WHAT YOU HAVE TO DO>
Scan the data below and report how many lines include the word "contact". Nothing else is wanted.

[Element data from apps and pages]
BEGIN

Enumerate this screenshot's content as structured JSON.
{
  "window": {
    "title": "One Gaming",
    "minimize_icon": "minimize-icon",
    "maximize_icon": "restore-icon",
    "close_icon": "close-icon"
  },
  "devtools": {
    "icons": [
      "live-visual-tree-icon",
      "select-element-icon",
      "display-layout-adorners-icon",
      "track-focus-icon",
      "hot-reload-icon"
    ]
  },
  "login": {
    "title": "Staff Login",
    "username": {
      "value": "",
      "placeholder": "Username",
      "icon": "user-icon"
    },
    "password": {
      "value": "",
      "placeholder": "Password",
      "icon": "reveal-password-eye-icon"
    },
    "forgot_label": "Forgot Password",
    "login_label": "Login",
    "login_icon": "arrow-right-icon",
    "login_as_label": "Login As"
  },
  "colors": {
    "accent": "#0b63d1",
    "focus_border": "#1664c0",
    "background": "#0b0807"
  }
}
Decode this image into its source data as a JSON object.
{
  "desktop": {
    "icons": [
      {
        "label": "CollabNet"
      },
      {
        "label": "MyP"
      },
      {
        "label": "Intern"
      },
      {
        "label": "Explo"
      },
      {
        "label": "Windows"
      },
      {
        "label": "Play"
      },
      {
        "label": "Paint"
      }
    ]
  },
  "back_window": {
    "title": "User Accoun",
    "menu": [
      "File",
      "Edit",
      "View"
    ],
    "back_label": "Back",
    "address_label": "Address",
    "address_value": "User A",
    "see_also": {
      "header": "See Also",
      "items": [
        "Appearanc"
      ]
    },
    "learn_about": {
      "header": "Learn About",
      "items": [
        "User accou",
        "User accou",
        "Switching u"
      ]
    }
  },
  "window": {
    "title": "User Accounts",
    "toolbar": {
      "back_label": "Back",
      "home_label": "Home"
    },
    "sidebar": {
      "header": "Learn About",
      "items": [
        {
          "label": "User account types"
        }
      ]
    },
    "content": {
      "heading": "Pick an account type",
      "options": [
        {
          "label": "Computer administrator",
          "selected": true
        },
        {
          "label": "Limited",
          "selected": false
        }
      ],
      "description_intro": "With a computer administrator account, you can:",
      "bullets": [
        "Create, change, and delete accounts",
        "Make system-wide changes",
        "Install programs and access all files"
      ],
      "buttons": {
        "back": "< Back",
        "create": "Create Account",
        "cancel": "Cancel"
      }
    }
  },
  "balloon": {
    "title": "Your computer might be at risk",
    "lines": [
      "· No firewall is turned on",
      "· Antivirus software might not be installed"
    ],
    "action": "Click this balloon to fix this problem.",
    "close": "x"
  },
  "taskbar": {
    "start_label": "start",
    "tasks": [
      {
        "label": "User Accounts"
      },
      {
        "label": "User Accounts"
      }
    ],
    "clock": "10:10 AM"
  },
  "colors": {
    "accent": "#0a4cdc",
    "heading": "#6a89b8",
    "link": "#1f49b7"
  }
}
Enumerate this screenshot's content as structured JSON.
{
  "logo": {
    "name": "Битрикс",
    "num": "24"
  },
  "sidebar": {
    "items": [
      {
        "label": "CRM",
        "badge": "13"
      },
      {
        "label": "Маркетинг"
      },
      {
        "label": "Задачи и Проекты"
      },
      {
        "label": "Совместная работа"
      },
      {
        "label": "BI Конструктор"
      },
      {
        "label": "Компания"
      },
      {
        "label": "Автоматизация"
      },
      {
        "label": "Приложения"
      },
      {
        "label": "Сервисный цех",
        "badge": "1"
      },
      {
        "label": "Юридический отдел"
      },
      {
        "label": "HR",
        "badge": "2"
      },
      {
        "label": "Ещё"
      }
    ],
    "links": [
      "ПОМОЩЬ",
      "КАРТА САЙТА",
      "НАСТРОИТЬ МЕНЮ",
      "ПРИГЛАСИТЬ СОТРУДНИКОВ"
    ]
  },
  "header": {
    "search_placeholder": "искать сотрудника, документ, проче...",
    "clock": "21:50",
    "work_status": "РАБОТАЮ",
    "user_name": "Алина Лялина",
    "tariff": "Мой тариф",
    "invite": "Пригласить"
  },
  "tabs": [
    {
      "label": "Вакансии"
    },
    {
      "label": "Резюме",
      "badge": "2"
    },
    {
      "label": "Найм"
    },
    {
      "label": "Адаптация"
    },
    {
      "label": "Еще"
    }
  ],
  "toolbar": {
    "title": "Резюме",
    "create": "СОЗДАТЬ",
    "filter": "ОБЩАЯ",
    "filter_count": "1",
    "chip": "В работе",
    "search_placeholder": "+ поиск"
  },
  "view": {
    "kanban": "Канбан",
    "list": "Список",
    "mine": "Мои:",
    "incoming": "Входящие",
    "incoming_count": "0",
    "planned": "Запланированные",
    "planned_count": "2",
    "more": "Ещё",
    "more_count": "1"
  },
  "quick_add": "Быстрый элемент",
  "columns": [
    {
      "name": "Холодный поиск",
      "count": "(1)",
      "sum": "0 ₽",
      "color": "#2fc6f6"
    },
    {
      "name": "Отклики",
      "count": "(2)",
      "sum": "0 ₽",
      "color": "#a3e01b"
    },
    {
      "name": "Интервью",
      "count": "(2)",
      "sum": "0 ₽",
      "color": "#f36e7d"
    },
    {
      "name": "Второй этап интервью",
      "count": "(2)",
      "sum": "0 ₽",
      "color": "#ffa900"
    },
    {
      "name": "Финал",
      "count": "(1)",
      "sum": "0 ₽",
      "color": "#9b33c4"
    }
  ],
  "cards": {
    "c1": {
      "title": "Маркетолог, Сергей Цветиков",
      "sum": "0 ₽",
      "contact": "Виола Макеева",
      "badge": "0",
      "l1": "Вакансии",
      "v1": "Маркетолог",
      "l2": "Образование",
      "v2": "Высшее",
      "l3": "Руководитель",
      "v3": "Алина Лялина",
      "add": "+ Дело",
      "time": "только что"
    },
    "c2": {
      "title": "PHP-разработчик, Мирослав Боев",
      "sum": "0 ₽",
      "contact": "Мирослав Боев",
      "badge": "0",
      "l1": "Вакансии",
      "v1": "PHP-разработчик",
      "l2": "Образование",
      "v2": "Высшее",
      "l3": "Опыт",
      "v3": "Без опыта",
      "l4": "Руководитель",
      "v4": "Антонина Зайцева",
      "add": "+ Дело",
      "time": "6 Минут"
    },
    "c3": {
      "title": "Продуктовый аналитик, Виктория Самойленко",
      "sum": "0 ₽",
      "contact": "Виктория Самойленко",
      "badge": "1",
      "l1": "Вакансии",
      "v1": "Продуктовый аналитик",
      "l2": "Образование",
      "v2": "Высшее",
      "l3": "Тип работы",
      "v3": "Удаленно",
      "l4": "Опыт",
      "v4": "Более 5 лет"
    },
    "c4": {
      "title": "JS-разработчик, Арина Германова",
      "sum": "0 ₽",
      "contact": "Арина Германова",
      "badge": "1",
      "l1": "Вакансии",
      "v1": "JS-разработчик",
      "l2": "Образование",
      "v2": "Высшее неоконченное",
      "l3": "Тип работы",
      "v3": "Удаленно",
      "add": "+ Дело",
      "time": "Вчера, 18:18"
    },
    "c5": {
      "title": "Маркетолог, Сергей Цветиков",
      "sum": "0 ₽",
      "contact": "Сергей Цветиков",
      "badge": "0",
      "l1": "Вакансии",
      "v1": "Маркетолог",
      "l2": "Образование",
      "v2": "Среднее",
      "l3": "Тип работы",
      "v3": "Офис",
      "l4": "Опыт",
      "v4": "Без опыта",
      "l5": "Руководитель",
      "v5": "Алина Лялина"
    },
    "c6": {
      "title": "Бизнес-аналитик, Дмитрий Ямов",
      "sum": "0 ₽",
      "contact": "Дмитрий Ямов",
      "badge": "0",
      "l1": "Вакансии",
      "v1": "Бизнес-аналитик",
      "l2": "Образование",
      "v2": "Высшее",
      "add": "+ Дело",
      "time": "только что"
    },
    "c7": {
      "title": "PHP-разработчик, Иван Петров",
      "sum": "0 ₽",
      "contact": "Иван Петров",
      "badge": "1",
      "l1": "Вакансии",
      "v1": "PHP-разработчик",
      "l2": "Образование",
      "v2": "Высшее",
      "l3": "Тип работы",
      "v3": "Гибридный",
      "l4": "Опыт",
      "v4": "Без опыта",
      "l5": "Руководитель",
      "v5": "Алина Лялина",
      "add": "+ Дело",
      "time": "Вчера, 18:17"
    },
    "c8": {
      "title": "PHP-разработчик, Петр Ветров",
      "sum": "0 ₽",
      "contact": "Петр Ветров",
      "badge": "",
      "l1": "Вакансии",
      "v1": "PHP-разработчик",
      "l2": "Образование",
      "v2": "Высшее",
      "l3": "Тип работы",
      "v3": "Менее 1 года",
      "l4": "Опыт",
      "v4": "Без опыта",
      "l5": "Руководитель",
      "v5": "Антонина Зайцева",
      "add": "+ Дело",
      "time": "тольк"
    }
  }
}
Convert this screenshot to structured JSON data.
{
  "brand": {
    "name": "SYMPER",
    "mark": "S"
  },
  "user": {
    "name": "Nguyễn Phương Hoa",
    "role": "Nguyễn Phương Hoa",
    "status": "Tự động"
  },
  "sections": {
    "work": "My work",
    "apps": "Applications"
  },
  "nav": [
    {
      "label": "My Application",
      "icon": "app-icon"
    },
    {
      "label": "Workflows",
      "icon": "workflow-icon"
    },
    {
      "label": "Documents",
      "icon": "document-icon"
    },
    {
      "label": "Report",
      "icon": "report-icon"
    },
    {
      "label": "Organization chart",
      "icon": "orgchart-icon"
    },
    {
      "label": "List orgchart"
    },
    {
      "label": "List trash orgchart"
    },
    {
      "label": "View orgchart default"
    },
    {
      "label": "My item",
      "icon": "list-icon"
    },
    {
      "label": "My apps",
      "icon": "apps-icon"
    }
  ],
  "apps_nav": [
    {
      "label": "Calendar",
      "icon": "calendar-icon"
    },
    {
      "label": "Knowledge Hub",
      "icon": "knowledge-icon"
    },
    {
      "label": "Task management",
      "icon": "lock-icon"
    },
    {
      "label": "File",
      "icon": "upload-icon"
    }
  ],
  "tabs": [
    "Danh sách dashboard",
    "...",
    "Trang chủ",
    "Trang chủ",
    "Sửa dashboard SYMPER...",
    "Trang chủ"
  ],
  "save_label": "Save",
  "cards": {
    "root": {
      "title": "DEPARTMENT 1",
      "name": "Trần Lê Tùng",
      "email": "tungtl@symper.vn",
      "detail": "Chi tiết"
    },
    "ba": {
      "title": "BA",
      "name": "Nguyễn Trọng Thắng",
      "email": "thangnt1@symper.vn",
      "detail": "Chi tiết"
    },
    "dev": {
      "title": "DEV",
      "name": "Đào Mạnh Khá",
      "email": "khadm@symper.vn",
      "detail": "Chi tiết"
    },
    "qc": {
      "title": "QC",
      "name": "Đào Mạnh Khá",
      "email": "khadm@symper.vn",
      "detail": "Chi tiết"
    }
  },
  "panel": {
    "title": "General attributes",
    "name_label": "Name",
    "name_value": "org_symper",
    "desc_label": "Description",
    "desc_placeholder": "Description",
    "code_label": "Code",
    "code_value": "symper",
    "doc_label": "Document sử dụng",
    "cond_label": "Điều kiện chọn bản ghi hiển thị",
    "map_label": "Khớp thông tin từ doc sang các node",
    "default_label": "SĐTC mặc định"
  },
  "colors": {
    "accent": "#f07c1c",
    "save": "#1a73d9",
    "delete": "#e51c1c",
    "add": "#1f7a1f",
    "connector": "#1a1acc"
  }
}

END

RESPONSE AREA>
8